■ **Description of the task**:
For this exercise, reproduce the records exactly as they stand and do not carry any images over.

### Input material

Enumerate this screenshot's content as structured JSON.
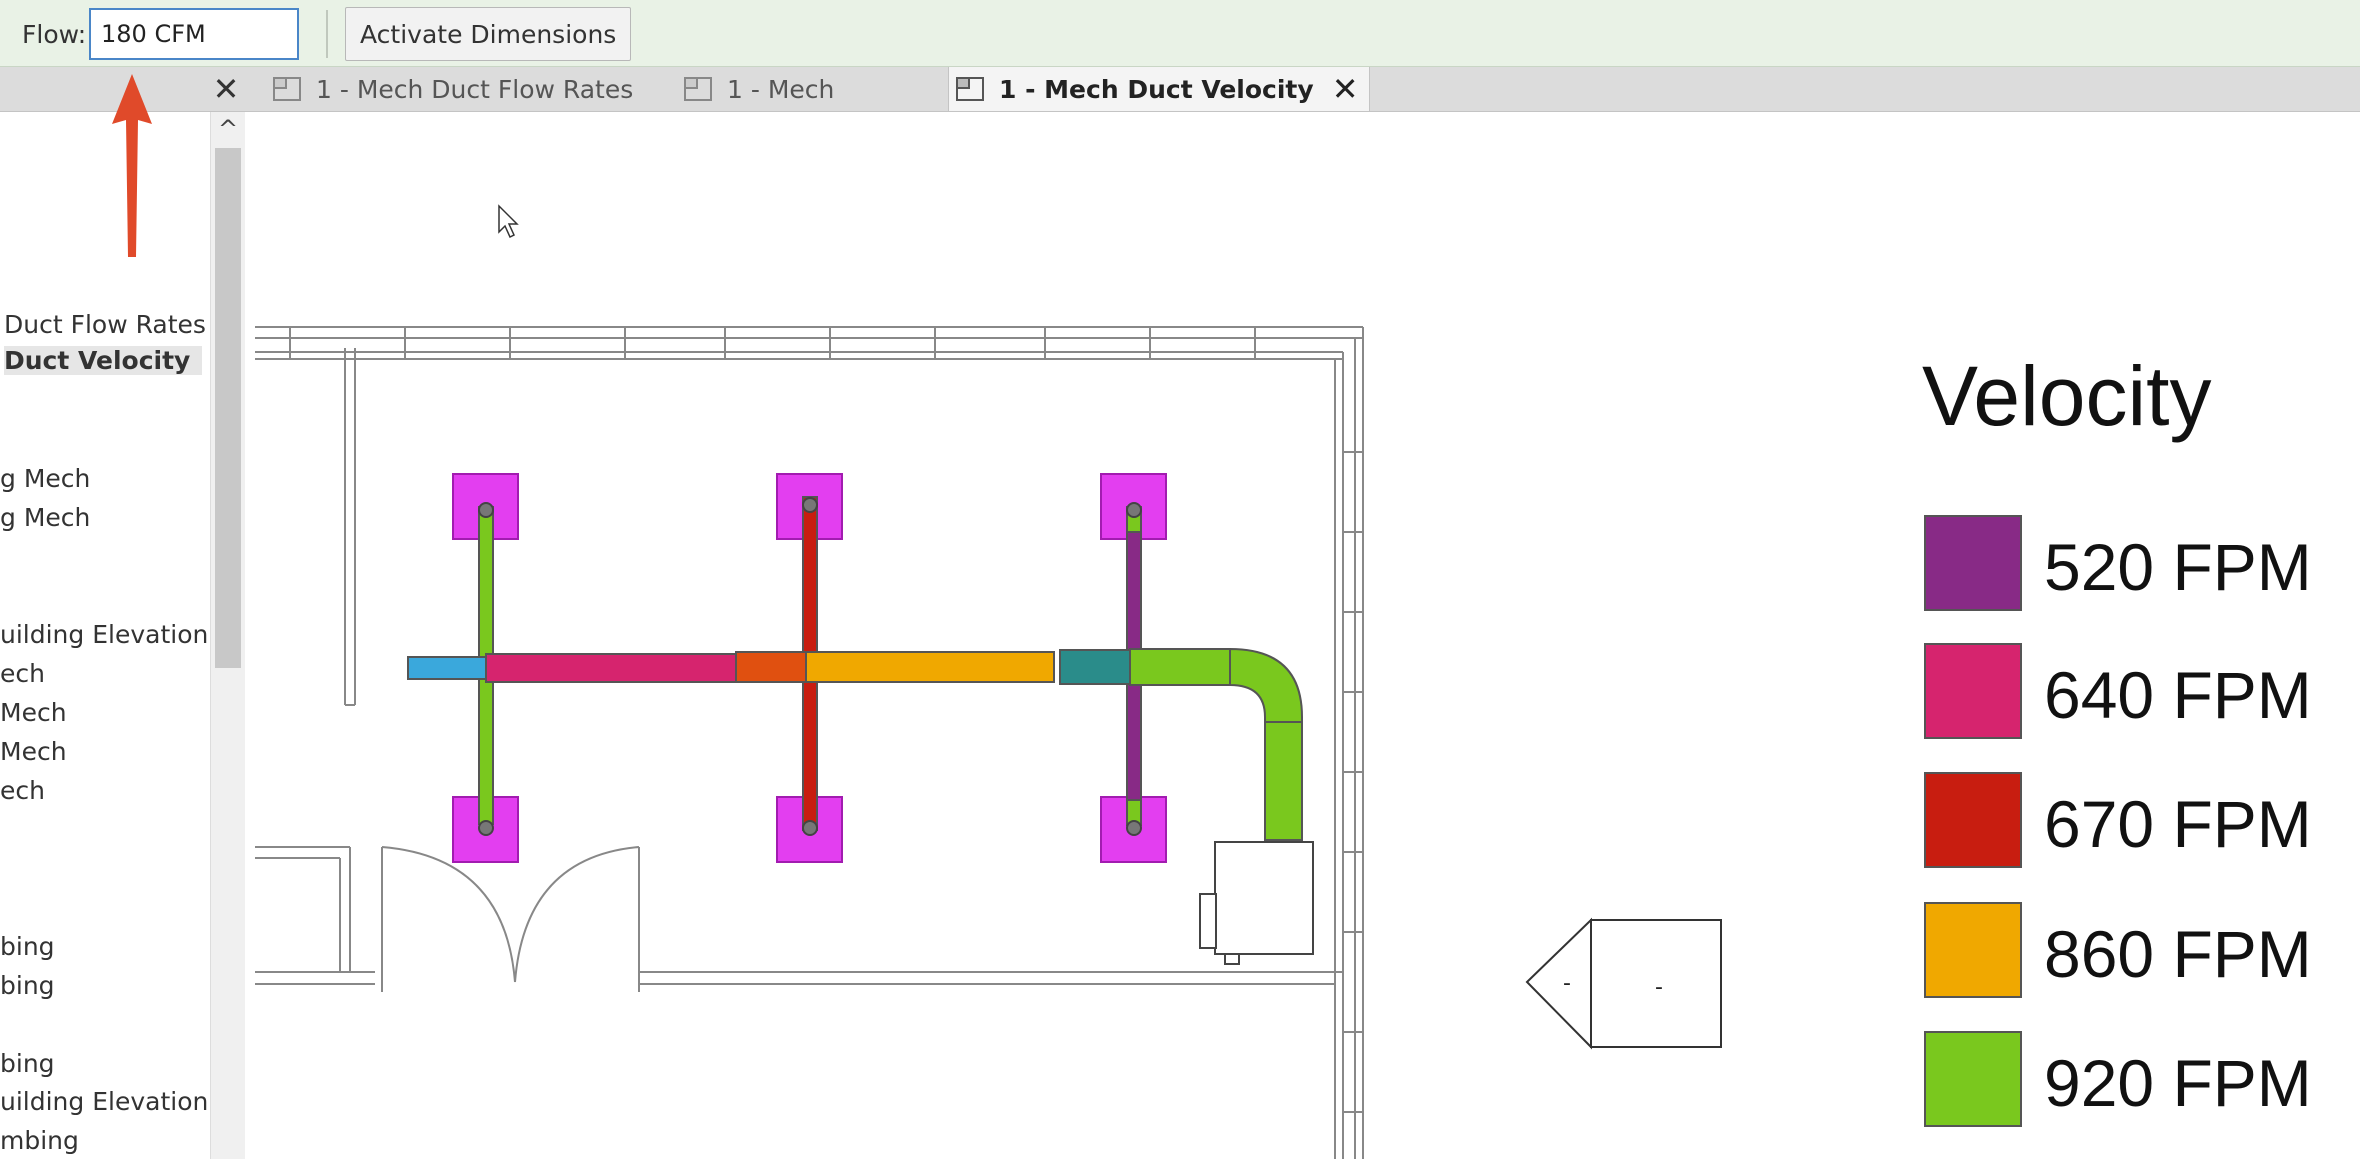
{
  "options_bar": {
    "flow_label": "Flow:",
    "flow_value": "180 CFM",
    "activate_label": "Activate Dimensions"
  },
  "tabs": [
    {
      "label": "1 - Mech Duct Flow Rates",
      "icon": "view-icon"
    },
    {
      "label": "1 - Mech",
      "icon": "view-icon"
    },
    {
      "label": "1 - Mech Duct Velocity",
      "icon": "view-icon",
      "active": true
    }
  ],
  "panel": {
    "items": [
      "Duct Flow Rates",
      "Duct Velocity",
      "g Mech",
      "g Mech",
      "uilding Elevation",
      "ech",
      "Mech",
      "Mech",
      "ech",
      "bing",
      "bing",
      "bing",
      "uilding Elevation",
      "mbing"
    ],
    "active_item": "Duct Velocity"
  },
  "legend": {
    "title": "Velocity",
    "items": [
      {
        "label": "520 FPM",
        "color": "#882a86"
      },
      {
        "label": "640 FPM",
        "color": "#d6246e"
      },
      {
        "label": "670 FPM",
        "color": "#c81d10"
      },
      {
        "label": "860 FPM",
        "color": "#f0a800"
      },
      {
        "label": "920 FPM",
        "color": "#7ac81e"
      }
    ]
  },
  "section_marker": {
    "left_text": "-",
    "right_text": "-"
  },
  "colors": {
    "diffuser": "#e33ef0",
    "duct_cyan": "#3aa8dc",
    "duct_teal": "#2a8c8a",
    "duct_orange_red": "#e05010",
    "annotation_arrow": "#e04a2a",
    "options_bar": "#e9f2e6"
  }
}
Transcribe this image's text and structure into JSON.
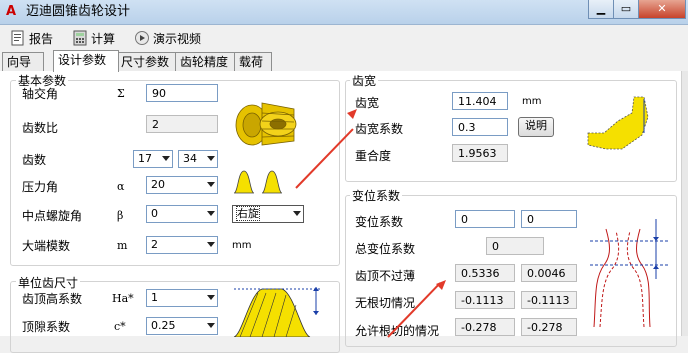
{
  "window": {
    "title": "迈迪圆锥齿轮设计",
    "logo": "A"
  },
  "toolbar": {
    "report": "报告",
    "calc": "计算",
    "demo": "演示视频"
  },
  "tabs": [
    "向导",
    "设计参数",
    "尺寸参数",
    "齿轮精度",
    "载荷"
  ],
  "basic": {
    "group_title": "基本参数",
    "shaft_angle": {
      "label": "轴交角",
      "symbol": "Σ",
      "value": "90"
    },
    "ratio": {
      "label": "齿数比",
      "value": "2"
    },
    "teeth": {
      "label": "齿数",
      "z1": "17",
      "z2": "34"
    },
    "pressure": {
      "label": "压力角",
      "symbol": "α",
      "value": "20"
    },
    "spiral": {
      "label": "中点螺旋角",
      "symbol": "β",
      "value": "0",
      "hand": "右旋"
    },
    "module": {
      "label": "大端模数",
      "symbol": "m",
      "value": "2",
      "unit": "mm"
    }
  },
  "unit_tooth": {
    "group_title": "单位齿尺寸",
    "addendum": {
      "label": "齿顶高系数",
      "symbol": "Ha*",
      "value": "1"
    },
    "clearance": {
      "label": "顶隙系数",
      "symbol": "c*",
      "value": "0.25"
    }
  },
  "facewidth": {
    "group_title": "齿宽",
    "width": {
      "label": "齿宽",
      "value": "11.404",
      "unit": "mm"
    },
    "coef": {
      "label": "齿宽系数",
      "value": "0.3",
      "button": "说明"
    },
    "overlap": {
      "label": "重合度",
      "value": "1.9563"
    }
  },
  "shift": {
    "group_title": "变位系数",
    "coef": {
      "label": "变位系数",
      "v1": "0",
      "v2": "0"
    },
    "total": {
      "label": "总变位系数",
      "value": "0"
    },
    "tip": {
      "label": "齿顶不过薄",
      "v1": "0.5336",
      "v2": "0.0046"
    },
    "undercut": {
      "label": "无根切情况",
      "v1": "-0.1113",
      "v2": "-0.1113"
    },
    "allowed": {
      "label": "允许根切的情况",
      "v1": "-0.278",
      "v2": "-0.278"
    }
  },
  "colors": {
    "accent_red": "#e23a2a",
    "gear_gold": "#e6c200"
  }
}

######

■ **Written answer**:
Enumerate this screenshot's content as structured JSON.
{
  "options_bar": {
    "flow_label": "Flow:",
    "flow_value": "180 CFM",
    "activate_label": "Activate Dimensions"
  },
  "tabs": [
    {
      "label": "1 - Mech Duct Flow Rates",
      "icon": "view-icon"
    },
    {
      "label": "1 - Mech",
      "icon": "view-icon"
    },
    {
      "label": "1 - Mech Duct Velocity",
      "icon": "view-icon",
      "active": true
    }
  ],
  "panel": {
    "items": [
      "Duct Flow Rates",
      "Duct Velocity",
      "g Mech",
      "g Mech",
      "uilding Elevation",
      "ech",
      "Mech",
      "Mech",
      "ech",
      "bing",
      "bing",
      "bing",
      "uilding Elevation",
      "mbing"
    ],
    "active_item": "Duct Velocity"
  },
  "legend": {
    "title": "Velocity",
    "items": [
      {
        "label": "520 FPM",
        "color": "#882a86"
      },
      {
        "label": "640 FPM",
        "color": "#d6246e"
      },
      {
        "label": "670 FPM",
        "color": "#c81d10"
      },
      {
        "label": "860 FPM",
        "color": "#f0a800"
      },
      {
        "label": "920 FPM",
        "color": "#7ac81e"
      }
    ]
  },
  "section_marker": {
    "left_text": "-",
    "right_text": "-"
  },
  "colors": {
    "diffuser": "#e33ef0",
    "duct_cyan": "#3aa8dc",
    "duct_teal": "#2a8c8a",
    "duct_orange_red": "#e05010",
    "annotation_arrow": "#e04a2a",
    "options_bar": "#e9f2e6"
  }
}
Transcribe this image's text and structure into JSON.
{
  "window": {
    "title": "迈迪圆锥齿轮设计",
    "logo": "A"
  },
  "toolbar": {
    "report": "报告",
    "calc": "计算",
    "demo": "演示视频"
  },
  "tabs": [
    "向导",
    "设计参数",
    "尺寸参数",
    "齿轮精度",
    "载荷"
  ],
  "basic": {
    "group_title": "基本参数",
    "shaft_angle": {
      "label": "轴交角",
      "symbol": "Σ",
      "value": "90"
    },
    "ratio": {
      "label": "齿数比",
      "value": "2"
    },
    "teeth": {
      "label": "齿数",
      "z1": "17",
      "z2": "34"
    },
    "pressure": {
      "label": "压力角",
      "symbol": "α",
      "value": "20"
    },
    "spiral": {
      "label": "中点螺旋角",
      "symbol": "β",
      "value": "0",
      "hand": "右旋"
    },
    "module": {
      "label": "大端模数",
      "symbol": "m",
      "value": "2",
      "unit": "mm"
    }
  },
  "unit_tooth": {
    "group_title": "单位齿尺寸",
    "addendum": {
      "label": "齿顶高系数",
      "symbol": "Ha*",
      "value": "1"
    },
    "clearance": {
      "label": "顶隙系数",
      "symbol": "c*",
      "value": "0.25"
    }
  },
  "facewidth": {
    "group_title": "齿宽",
    "width": {
      "label": "齿宽",
      "value": "11.404",
      "unit": "mm"
    },
    "coef": {
      "label": "齿宽系数",
      "value": "0.3",
      "button": "说明"
    },
    "overlap": {
      "label": "重合度",
      "value": "1.9563"
    }
  },
  "shift": {
    "group_title": "变位系数",
    "coef": {
      "label": "变位系数",
      "v1": "0",
      "v2": "0"
    },
    "total": {
      "label": "总变位系数",
      "value": "0"
    },
    "tip": {
      "label": "齿顶不过薄",
      "v1": "0.5336",
      "v2": "0.0046"
    },
    "undercut": {
      "label": "无根切情况",
      "v1": "-0.1113",
      "v2": "-0.1113"
    },
    "allowed": {
      "label": "允许根切的情况",
      "v1": "-0.278",
      "v2": "-0.278"
    }
  },
  "colors": {
    "accent_red": "#e23a2a",
    "gear_gold": "#e6c200"
  }
}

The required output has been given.